Manchester City retained their Premier League title and finally ended Liverpool's magnificent challenge after surviving a scare to come from behind and outclass Brighton at the Amex.
Pep Guardiola's side started the day knowing victory would ensure they would be the first team to retain the crown since Manchester United 10 years ago – but any slip-up could let in their relentless pursuers Liverpool, who were hosting Wolves at Anfield.
And when Glenn Murray gave the Seagulls the lead with a glancing header from a corner after 27 minutes, anxiety rose in Sussex and hopes rose at Anfield that Liverpool might win their first title in 29 years.
Manchester City's response was instant, emphatic and ruthless as they swept Brighton aside to end the campaign with a record 14 successive league victories, making it 32 in all, which equals the record they set last season.
Sergio Aguero pounced in the area to equalize inside 83 seconds and Aymeric Laporte arrived unmarked on the end of a corner to put City ahead before half-time.

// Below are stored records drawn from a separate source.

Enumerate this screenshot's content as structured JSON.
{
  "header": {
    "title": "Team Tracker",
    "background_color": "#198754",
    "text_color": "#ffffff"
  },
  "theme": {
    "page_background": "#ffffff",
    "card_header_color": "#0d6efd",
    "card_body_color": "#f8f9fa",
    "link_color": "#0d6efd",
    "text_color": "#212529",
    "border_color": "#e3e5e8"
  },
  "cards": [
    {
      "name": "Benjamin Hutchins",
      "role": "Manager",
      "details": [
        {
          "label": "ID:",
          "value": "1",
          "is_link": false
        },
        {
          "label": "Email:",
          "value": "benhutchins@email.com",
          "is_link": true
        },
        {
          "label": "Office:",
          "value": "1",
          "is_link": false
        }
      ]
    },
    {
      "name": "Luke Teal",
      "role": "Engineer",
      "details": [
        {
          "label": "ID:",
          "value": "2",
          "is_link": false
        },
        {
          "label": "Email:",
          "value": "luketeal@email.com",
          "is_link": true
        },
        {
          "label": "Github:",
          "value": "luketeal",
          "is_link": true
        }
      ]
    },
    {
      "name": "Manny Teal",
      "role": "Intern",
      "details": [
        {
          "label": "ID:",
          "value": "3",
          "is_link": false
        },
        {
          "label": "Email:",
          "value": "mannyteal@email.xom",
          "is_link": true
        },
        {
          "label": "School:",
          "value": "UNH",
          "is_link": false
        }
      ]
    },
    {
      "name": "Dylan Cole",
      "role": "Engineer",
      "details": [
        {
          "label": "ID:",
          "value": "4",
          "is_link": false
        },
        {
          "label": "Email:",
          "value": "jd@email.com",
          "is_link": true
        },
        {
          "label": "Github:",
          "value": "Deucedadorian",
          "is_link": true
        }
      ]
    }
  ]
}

Brighton had no way back and City completed the formalities in spectacular style as Riyad Mahrez fired high past, Mat Ryan, just after the hour and Ilkay Gundogan's spectacular 72nd-minute free-kick sparked wild celebrations.
City may not have repeated the 100 points that won the title last season but this was arguably an even sweeter success given the season-long battle with Liverpool.
Pep Guardiola is only the third manager after Sir Alex Ferguson and Jose Mourinho to win back-to-back Premier League titles job done.
It was a fitting decoration that the final two goals of City's season were thunderous efforts from Mahrez and Gundogan, demonstrating the quality that is spread so liberally through this squad.
Brighton, to their credit, did not simply stand aside and allow the party to take place: Chris Hughton's side was organized and resilient but once they leveled matters up, City was irresistible.
And even the home fans accepted the inevitable by the final whistle, rising to first give a standing ovation to City captain Vincent Kompany when he was substituted and then to Guardiola and his team once referee Michael Oliver had sounded the final whistle that confirmed they were Premier League champions for the fourth time and for the sixth time in total.
City's achievement, completed with that astonishing 14-game win towards the winning post, is underscored by the fact they saw off a Liverpool side that lost just once this season – to City – and amassed 97 points.
The best team always ends as Premier League champions – and no matter how superbly Liverpool have performed, they came up against a truly outstanding team that was just one point better.